[[ MATERIAL FOR THIS EXERCISE open ]]

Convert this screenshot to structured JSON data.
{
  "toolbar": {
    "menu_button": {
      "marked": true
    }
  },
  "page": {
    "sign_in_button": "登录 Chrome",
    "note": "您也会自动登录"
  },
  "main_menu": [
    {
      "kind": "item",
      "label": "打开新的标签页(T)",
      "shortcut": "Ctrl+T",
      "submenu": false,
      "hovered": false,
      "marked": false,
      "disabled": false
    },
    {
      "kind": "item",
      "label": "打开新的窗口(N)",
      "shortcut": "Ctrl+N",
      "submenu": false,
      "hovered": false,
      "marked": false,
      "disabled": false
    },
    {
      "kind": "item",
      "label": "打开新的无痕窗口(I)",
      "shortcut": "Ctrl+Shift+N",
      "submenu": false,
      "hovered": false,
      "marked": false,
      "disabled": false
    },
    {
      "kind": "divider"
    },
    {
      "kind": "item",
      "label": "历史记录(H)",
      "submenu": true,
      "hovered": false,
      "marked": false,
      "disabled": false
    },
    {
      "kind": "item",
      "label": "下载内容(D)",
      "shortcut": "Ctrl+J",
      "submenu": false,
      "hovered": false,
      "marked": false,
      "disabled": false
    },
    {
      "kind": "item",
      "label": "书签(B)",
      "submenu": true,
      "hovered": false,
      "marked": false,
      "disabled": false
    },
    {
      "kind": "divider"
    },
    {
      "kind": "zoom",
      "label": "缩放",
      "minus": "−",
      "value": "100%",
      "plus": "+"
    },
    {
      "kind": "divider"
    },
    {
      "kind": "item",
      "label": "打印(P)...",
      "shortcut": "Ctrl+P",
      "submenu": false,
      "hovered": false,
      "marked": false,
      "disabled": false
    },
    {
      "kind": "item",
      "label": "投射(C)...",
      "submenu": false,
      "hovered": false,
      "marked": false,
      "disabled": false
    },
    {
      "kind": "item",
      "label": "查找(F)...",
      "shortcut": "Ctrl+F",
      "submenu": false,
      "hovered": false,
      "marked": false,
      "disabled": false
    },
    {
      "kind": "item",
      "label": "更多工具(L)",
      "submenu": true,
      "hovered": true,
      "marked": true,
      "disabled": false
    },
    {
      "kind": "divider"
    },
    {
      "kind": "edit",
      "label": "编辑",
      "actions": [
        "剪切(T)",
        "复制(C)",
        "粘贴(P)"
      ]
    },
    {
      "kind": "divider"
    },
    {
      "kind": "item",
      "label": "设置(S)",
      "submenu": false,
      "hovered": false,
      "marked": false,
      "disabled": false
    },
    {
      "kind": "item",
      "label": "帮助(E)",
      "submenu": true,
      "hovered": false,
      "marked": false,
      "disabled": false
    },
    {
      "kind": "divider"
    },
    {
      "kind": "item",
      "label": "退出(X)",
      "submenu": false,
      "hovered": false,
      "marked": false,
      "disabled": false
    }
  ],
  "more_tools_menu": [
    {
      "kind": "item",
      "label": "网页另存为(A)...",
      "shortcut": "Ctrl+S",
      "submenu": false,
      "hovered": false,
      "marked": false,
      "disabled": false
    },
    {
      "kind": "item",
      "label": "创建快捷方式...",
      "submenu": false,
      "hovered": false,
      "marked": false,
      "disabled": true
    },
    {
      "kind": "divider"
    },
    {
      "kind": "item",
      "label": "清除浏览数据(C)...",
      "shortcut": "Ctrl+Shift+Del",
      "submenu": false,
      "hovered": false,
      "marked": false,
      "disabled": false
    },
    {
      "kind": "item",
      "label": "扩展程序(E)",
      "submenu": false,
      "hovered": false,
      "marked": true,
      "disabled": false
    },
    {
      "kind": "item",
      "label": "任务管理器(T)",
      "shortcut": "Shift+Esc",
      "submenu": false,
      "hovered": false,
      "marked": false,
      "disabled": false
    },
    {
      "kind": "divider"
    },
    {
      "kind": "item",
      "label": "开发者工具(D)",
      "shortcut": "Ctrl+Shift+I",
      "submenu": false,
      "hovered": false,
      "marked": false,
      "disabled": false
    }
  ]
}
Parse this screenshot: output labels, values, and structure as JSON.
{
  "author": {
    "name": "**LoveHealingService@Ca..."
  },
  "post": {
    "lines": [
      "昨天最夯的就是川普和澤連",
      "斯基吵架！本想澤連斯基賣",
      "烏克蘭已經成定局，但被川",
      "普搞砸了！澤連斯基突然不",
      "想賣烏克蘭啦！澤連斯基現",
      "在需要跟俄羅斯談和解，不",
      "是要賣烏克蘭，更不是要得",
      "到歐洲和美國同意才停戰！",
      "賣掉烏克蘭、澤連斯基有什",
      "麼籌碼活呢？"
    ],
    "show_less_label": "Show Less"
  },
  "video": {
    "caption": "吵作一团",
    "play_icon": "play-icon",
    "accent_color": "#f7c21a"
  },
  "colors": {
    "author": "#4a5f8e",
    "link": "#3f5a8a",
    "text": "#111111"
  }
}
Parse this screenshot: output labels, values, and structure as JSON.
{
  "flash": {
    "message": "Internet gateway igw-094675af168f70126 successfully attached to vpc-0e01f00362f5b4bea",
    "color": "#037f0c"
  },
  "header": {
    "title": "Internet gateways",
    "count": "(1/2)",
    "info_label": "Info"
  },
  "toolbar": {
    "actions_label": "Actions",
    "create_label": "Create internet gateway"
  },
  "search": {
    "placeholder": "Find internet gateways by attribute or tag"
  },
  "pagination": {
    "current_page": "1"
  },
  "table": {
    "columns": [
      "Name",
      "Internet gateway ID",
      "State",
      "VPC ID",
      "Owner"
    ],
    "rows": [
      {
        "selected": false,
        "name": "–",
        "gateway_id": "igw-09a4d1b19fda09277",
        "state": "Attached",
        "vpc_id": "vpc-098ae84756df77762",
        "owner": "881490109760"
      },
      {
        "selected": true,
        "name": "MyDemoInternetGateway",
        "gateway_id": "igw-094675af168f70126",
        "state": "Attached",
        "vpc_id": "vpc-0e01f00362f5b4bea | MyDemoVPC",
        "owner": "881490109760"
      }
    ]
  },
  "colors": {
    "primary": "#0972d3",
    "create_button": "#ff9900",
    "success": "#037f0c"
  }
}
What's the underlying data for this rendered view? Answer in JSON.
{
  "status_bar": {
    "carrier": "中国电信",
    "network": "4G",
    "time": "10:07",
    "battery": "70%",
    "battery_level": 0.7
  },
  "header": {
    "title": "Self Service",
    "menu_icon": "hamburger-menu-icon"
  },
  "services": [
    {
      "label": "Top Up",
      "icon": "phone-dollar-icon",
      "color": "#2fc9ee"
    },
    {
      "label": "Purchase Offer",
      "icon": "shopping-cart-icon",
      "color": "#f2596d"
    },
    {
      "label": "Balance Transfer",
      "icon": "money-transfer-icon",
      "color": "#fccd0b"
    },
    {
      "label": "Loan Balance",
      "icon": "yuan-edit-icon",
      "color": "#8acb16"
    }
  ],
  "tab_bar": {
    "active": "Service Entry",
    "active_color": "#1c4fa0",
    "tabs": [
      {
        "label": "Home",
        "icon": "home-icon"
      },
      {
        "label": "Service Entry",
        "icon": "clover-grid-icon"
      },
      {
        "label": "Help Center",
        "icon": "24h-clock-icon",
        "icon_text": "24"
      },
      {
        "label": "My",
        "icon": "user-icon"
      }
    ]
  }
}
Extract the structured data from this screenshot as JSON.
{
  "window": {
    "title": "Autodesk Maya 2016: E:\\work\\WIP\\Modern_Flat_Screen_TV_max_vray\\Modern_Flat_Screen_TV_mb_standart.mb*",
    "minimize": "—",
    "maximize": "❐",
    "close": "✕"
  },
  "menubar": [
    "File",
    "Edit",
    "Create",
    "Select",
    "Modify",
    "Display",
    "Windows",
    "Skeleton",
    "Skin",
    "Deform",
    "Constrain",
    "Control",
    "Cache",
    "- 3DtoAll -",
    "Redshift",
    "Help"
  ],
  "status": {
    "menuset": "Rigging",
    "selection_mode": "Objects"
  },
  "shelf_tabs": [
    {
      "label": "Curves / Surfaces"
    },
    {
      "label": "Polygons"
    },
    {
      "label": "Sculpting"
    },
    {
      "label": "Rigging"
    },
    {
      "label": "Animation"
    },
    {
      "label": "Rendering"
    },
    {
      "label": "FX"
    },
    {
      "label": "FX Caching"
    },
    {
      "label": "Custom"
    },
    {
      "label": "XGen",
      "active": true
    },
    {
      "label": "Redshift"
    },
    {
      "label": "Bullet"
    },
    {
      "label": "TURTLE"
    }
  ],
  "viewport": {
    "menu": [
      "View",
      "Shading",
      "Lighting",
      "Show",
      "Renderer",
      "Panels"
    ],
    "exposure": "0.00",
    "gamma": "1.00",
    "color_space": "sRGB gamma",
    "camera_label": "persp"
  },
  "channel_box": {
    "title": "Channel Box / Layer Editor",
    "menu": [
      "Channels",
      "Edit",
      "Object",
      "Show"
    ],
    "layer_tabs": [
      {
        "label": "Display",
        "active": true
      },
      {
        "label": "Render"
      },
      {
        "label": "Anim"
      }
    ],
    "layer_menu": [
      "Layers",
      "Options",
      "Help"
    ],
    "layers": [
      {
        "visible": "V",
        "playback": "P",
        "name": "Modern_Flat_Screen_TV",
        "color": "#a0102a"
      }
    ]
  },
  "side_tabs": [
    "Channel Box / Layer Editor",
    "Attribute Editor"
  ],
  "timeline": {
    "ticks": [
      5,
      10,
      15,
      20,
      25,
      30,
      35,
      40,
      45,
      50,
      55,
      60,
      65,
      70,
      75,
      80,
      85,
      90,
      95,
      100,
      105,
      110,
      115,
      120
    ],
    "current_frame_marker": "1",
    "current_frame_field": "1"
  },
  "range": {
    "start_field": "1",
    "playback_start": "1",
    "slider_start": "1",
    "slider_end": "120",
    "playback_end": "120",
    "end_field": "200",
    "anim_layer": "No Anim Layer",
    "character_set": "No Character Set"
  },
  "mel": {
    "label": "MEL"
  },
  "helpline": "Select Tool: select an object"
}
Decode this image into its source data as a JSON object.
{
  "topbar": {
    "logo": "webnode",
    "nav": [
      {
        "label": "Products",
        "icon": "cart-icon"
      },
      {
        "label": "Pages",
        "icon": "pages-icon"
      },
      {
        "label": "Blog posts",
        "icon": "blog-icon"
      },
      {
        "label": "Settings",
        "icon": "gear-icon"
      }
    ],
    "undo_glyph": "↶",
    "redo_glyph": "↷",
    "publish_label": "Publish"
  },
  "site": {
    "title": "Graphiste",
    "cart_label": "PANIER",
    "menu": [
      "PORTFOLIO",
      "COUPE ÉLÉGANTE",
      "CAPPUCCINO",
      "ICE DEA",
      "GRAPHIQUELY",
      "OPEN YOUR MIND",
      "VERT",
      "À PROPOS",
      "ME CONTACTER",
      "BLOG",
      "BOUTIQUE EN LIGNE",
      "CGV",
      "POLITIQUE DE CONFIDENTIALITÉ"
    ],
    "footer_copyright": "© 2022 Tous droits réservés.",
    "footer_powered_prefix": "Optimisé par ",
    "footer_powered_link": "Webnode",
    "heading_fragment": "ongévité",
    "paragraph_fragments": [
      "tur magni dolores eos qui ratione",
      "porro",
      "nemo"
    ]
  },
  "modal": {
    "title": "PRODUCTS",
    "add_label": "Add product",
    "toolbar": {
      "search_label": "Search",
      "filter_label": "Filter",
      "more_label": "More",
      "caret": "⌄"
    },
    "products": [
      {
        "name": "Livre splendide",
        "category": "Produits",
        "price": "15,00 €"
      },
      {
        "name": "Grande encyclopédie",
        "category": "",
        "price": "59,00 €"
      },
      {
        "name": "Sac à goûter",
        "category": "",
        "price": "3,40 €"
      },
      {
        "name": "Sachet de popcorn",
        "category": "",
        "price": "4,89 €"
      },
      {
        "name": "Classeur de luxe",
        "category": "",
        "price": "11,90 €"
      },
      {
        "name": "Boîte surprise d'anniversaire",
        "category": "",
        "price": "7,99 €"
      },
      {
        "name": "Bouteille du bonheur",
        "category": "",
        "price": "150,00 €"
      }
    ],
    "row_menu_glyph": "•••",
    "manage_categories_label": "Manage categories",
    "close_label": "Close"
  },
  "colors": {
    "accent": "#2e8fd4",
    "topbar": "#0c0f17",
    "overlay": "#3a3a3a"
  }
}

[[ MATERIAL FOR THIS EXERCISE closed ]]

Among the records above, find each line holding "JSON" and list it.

Convert this screenshot to structured JSON data.
Parse this screenshot: output labels, values, and structure as JSON.
Parse this screenshot: output labels, values, and structure as JSON.
What's the underlying data for this rendered view? Answer in JSON.
Extract the structured data from this screenshot as JSON.
Decode this image into its source data as a JSON object.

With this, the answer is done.